So here I am.

Today I’m looking at my Eldest Son, who will be fifteen next week and who, to my delight, is now considerably taller than I am.  My memories of him, from now, will be of this clever, gentle, considered guy rather then the bump, baby and toddler who came before and who filled our lives so completely.

Perhaps it’s time, then, to chuck something into the Pensieve, lest it get lost along the way.  Perhaps when I am old and my mind has gone, someone might read this page out to me and I might smile a moment, imagining these things really happened.

Three memories of J:

When he was a toddler, we had a date every evening, after work and before bedtime.  We used to wrestle.  We’d meet up on our bed and square up to each other.  Toddler would employ sophisticated Half-Nelson techniques and invariably dad would be chucked off the bed and onto the floor.  Three falls were sufficient to win the battle and toddler never conceded a single fall in all the time that this violent and giggle-ridden rendezvous was kept.

Every evening, once tucked in, a book was read aloud by me to him.  We read very little every night, perhaps only a page.  In this way, we read all the Harry Potter books (except that last one which he was old enough to read himself), all of Lord of The Rings, The Hobbit, Watership Down, Swallows and Amazons, Witch and the Wardrobe… it is truly amazing how much can be read, one page a night, over the steady trickle of a childhood.

Finally, almost Benjamin Button-like, we sneak back to the earliest moments.  The tiny baby.  At weekends, I used to take the night feed.  I would watch half of some video movie and leave the second half for the middle of the Friday night.  There, in the insular twilight of the living room, Dad and bottle-suckling infant, lay on the couch, wrapped themselves up in a patchwork quilt and watched Candyman together.

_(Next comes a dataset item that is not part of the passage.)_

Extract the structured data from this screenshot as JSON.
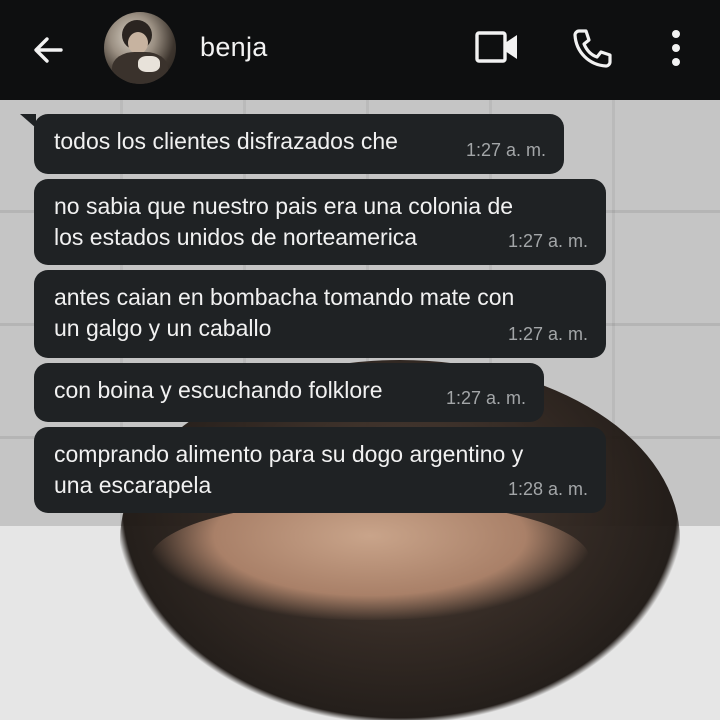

I couldn’t ever forget that, could I?

Just in case I do, perhaps it’ll be here.